- #1

- 4

- 2

- How can explain the difference of these red dots?
- Red line = Green line ?. How to explain it?

You are using an out of date browser. It may not display this or other websites correctly.

You should upgrade or use an alternative browser.

You should upgrade or use an alternative browser.

- B
- Thread starter Supitha
- Start date

- #1

- 4

- 2

- How can explain the difference of these red dots?
- Red line = Green line ?. How to explain it?

- #2

- 612

- 175

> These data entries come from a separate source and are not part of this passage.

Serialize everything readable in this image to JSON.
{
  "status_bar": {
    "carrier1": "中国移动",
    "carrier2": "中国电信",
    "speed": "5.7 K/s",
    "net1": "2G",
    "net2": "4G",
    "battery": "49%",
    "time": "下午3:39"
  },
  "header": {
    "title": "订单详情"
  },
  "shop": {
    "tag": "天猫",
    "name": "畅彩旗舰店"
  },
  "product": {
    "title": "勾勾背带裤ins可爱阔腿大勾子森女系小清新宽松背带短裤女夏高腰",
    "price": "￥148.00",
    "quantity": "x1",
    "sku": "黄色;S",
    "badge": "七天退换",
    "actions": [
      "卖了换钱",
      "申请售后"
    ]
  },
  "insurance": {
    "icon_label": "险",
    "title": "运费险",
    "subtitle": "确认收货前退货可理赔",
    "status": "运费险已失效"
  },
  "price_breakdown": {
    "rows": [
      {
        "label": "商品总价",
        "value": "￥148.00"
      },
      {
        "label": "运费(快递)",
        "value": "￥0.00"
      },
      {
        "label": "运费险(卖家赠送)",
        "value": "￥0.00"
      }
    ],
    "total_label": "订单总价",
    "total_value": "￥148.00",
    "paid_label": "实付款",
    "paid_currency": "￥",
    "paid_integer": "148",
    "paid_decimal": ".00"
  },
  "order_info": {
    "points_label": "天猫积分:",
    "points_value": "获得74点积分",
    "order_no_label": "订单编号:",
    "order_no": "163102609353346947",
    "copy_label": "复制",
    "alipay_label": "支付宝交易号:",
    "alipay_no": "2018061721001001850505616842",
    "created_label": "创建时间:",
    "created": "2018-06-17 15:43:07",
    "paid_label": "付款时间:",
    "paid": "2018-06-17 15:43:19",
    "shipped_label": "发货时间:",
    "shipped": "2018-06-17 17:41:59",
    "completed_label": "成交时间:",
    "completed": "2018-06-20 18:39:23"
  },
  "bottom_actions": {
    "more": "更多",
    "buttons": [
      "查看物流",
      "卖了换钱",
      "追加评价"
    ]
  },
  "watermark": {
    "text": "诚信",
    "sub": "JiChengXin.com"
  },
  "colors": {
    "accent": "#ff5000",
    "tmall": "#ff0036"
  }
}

So at low photon frequencies, there is a smaller chance that an electron will end up with enough energy to leave the metal (because total energy = photon energy + random thermal energy). For high photon energies, there is more chance of escaping i.e. more chance that electron's original thermal energy plus photon energy will carry it over the work function threshold.

- #3

- 4

- 2

Thank you so much.

So at low photon frequencies, there is a smaller chance that an electron will end up with enough energy to leave the metal (because total energy = photon energy + random thermal energy). For high photon energies, there is more chance of escaping i.e. more chance that electron's original thermal energy plus photon energy will carry it over the work function threshold.

- #4

- 4

- 2

What's happenning in second one?

- #5

- 4

- 2

No. The second picwho me?

- #6

- 612

- 175

Going back to fig. 1, all curves involve the same intensity (same rate of photons per second) so they all saturate at the same number of electrons per second. If you increase the applied voltage to a huge value, you can still pull only those electrons that are liberated by photons, so "pulling harder" won't make much difference -- so the curves saturate at some point.

Share: